Classical and Neoclassical
Classical and Neoclassical. What does it all mean?
Key Stage:KS3-4 Art and Design
Overview:This lesson can be used:
-to start a sculpture project,
-to foster an understanding of the link between discoveries made outside the arts, and artists’ practice
-to practice the use of maquettes as preliminary studies for 3d work and be aware of its similarities to the use of sketches prior to painting.
Suggested Classroom Activity
John Gibson’s ‘Hunter & His Dog’ at The Usher Gallery, Lincoln, was made as a result of the artist observing a street scene in Rome, and returning to make a small clay model of it in his studio. The short film shows Andrea Martin from The Usher Gallery talking about how Gibson came to design the life size sculpture.
He was quickly commissioned to make a life-size marble statue. He subsequently made further full-size copies.
The Hunter and His Dog in 3D
Task the students to study the video sequence scrolling through the footage to find the angle they would choose to best represent the sculpture in 2D. Students take a screen grab of their best shot, note the time in seconds it appears in the clip. Quickly check to see the range of choices they made.
Ask them to list the details they see in the design that show the artist was aware of the practical need to protect vulnerable elements of the design to avoid the piece getting damaged in transport.
Chisel and Colour
Ask the students what year they think the marble sculpture would have been made.
This short film (2m:14sec) will help inform the students about the similarities and differences between Classical and Neoclassical. It can be used to provoke a discussion about how much artists of one generation copy or refer back to previous generations in their work.
Try out the method of artist John Gibson
Set the task to replicate the approach of John Gibson and observe a real-life sports lesson. Students should sketch sporting action poses. They must choose an action pose they think would make an interesting and viable neo-classical style sculpture.
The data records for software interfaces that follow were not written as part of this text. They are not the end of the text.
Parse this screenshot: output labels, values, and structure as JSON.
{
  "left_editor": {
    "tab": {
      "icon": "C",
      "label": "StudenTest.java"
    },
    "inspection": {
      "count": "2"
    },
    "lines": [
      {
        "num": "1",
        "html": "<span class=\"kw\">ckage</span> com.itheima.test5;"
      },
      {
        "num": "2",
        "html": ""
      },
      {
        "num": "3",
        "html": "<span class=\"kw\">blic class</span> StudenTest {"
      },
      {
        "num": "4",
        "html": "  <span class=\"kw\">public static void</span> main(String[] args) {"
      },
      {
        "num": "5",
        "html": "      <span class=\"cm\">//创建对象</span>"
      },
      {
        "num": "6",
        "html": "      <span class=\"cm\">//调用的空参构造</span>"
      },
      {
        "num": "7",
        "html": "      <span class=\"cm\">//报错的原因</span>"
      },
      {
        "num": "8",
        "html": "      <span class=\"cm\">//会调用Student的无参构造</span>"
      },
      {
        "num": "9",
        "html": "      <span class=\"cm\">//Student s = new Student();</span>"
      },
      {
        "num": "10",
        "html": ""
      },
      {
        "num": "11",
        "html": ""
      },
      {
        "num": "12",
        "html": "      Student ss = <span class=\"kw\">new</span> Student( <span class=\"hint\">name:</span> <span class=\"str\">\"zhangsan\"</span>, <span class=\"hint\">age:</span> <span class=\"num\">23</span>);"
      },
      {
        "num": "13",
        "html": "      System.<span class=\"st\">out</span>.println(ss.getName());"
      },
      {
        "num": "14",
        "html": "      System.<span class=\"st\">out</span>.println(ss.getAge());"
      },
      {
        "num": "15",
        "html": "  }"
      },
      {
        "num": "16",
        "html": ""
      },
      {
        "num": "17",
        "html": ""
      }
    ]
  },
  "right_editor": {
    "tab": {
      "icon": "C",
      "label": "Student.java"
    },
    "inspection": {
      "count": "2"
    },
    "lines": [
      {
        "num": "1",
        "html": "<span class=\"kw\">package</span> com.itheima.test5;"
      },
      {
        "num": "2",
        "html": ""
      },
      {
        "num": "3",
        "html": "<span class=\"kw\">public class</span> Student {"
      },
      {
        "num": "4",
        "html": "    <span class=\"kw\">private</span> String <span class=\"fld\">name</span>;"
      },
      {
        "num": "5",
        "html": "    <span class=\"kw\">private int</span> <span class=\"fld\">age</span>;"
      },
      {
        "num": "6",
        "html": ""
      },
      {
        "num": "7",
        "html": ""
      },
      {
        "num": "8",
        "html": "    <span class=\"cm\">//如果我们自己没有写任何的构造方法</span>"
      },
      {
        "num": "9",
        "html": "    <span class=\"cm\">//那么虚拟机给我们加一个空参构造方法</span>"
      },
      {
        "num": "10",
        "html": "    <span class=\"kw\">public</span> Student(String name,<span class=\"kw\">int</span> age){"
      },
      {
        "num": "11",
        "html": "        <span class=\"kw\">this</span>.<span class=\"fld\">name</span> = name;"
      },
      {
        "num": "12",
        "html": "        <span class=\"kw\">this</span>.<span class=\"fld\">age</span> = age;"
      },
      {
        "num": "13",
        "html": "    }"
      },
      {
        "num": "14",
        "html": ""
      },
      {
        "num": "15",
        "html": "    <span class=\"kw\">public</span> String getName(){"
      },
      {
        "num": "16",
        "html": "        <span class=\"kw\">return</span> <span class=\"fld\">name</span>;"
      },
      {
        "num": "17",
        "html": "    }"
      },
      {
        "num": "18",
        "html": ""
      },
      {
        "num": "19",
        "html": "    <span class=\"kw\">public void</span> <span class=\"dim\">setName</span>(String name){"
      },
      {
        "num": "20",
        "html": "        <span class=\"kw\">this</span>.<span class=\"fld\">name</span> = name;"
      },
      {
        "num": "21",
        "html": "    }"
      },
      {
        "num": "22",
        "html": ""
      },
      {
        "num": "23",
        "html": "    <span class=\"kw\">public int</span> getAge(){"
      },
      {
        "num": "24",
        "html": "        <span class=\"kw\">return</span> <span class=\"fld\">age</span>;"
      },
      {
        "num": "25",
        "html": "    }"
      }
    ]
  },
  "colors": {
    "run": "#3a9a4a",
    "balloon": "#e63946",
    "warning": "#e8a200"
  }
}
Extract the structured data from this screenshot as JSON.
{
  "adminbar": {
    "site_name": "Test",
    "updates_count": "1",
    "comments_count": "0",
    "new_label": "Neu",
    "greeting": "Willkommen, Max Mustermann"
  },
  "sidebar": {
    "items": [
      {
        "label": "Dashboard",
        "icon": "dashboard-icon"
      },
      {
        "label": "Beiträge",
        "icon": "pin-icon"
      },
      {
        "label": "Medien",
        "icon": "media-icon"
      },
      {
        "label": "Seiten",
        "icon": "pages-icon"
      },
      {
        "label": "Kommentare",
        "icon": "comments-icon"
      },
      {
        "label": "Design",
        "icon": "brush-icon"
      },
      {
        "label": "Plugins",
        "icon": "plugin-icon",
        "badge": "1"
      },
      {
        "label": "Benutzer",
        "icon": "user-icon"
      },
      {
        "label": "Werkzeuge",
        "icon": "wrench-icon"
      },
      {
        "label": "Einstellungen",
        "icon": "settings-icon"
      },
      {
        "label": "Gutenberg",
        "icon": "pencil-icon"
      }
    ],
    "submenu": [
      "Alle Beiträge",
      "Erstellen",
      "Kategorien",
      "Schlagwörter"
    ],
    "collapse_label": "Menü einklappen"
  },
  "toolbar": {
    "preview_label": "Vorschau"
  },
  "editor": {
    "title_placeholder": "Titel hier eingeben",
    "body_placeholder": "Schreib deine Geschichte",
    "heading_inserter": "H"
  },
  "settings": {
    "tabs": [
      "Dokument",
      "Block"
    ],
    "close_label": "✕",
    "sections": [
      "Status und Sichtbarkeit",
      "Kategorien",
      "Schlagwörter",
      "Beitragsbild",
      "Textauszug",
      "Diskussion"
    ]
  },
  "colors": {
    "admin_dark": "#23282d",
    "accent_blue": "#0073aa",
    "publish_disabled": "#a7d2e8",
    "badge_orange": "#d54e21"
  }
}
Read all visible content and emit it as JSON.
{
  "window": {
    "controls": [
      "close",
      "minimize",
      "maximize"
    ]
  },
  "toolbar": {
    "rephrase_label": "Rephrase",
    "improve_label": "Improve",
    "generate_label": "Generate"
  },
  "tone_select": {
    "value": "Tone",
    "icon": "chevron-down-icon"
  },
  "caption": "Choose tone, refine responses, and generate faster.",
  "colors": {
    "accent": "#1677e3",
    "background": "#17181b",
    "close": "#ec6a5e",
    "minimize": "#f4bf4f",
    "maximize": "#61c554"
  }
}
Having researched and made decisions students should develop a design sheet for their chosen pose. This should involve simple sketches that show the proposed neoclassical sculpture from at least two angles. The idea is more important than drawing ability and simple quick sketches will demonstrate their idea.